Nice work, Jin!
Here are some interesting Monday morning links:
- Smugmug‘s Don MacAskill has posted the slides from his recent ETech talk. Per the slides, they now have 192TB of photos stored in Amazon S3! Don’s deck also documents cost avoidance of $692K to date. After reviewing several different approaches to combining local storage with S3, Don discusses performance and reliability, and also talks about his plans to use Amazon EC2 to handle image processing for 500,000 to 1 million photos per day.
- The newest release of TeamDirection stores project information in S3. Check out the podtech video to learn more, then go for the free trial download.
- SmartSheet is another cool and functional application built on top of S3 and EC2. There’s another podtech video (how does Scoble do it?). SmartSheet also won the Best in Show award at the recent Under the Radar conference.
I’m attacking my inbox with a shovel; here are just a few of the things I found within:
- First off, Rich Lafferty enumerates the most expensive things at Amazon. Fortunately, the $40,000 Super Bowl XL Opus MVP Edition is available for free shipping. There are 3 in stock as I write this, so be sure to order soon!
- WeoGeo’s WeoCeo product simplifies the management of Amazon EC2 instances. As the configuration file notes, “Utilizing a statistical reporting daemon on the WeoCEO clients, the WeoCEO server can calculate statistics on the overall system load. WeoCEO is designed to work in a homogenous networking environment, where each image launched is responsible for largely the same tasks.”
- David Berlind asks, “Is it time to throw away your servers?” You will have to watch the video to see what conclusions he reaches. Entertaining and informative, not to mention colorful!
- Smartsheet.com is an innovative task, project, and process tracker that just happens to use Amazon S3 for storage and Amazon EC2 for processing. They are also using the Amazon Mechanical Turk to solicit suggestions for new types of project templates. You can find the HIT here.
- Blake Schwendiman wrote to tell me about his Instant Amazon gadget for the Google desktop and the Google Desktop/Sidebar.
- I’m not sure how to describe Justin.tv! Justin is wearing a video camera and recording every minute of his life, and posting the videos to this EC2-powered site.
This podcast closed a pretty interesting loop for me. Way back in 2003, I was one of Doug’s first interview subjects. At that time the word I believe that podcast had yet to be invented, and people raised a skeptical eyebrow when he talked about recording and distributing interviews as MP3 files. Today, this is a very common use case and it is clear that Doug was way ahead of his time.
I spent some time wandering around earlier today and liked what I saw. Here’s a full report. Snowbooks is a UK-based publisher and also an Amazon Associate. Their Second Life stores provides access to their own titles and to titles from Amazon.co.uk . As far as I know they don’t use any Amazon Web Services yet; this is the Second Life equivalent of an Associates site with static pages featuring products chosen by hand.

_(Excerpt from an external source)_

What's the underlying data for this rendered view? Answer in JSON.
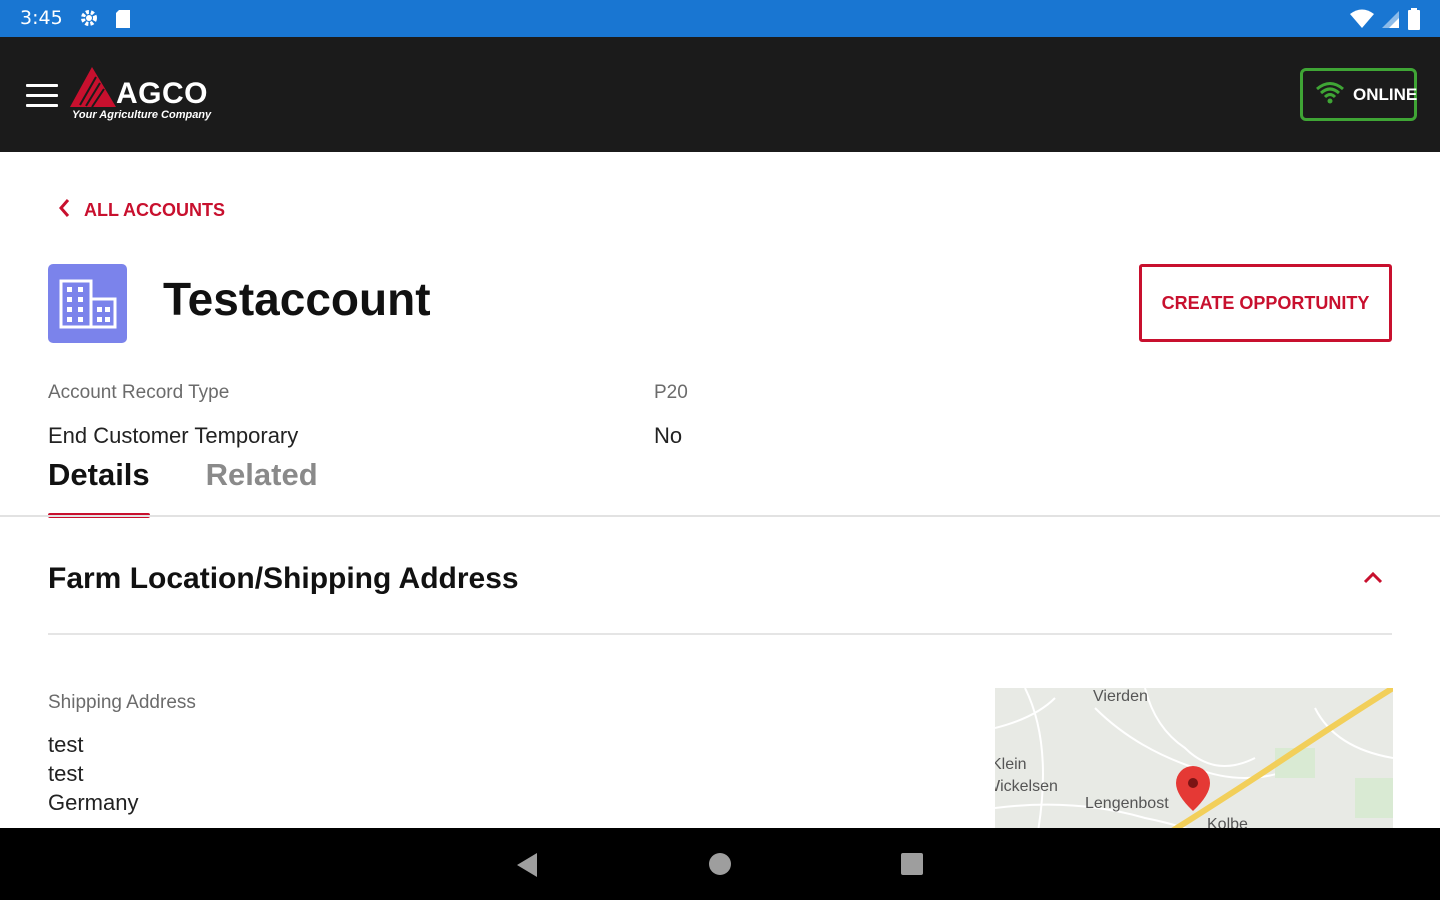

True to its name, the Snowbooks store is located in one of the colder parts of the Second Life world, with year-round snow:

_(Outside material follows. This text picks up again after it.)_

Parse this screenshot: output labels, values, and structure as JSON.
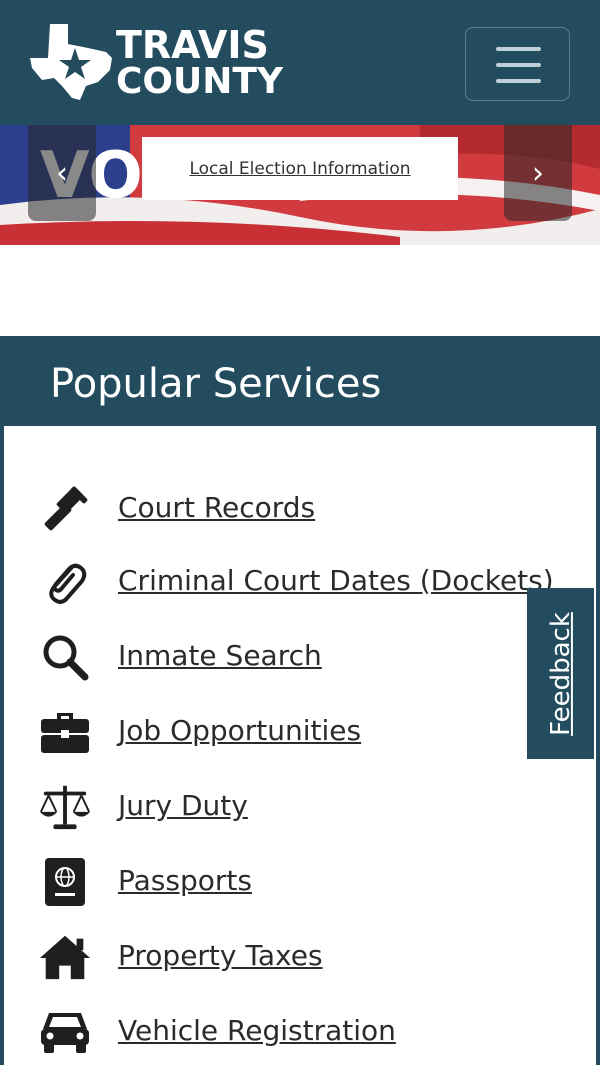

Just like a physical bookstore, they have featured a particular book, and they also note that they are affiliated with Amazon:
The winter theme is maintained in the chalet-like design of the store:
Inside, there’s a good selection of books, all set up for casual, comfortable browsing:
There’s even a meeting room upstairs:
Because Snowbooks is also a publisher, they need to meet with authors and other related parties from time to time. Conveniently enough, they have an Editor’s Office with regular office hours:
You can visit the Snowbooks store in Second Life by clicking here. You can read more about the store at the Snowbooks site. You might also want to track down PK Rimbaud, the Snowbooks representative in-world.
This is all pretty impressive, and to me it shows off some of the interesting ways that a real-life brand can be brought into a virtual world.
If you are doing something interesting in Second Life with our services, please do feel free to track me down. I am Jeffronius Batra.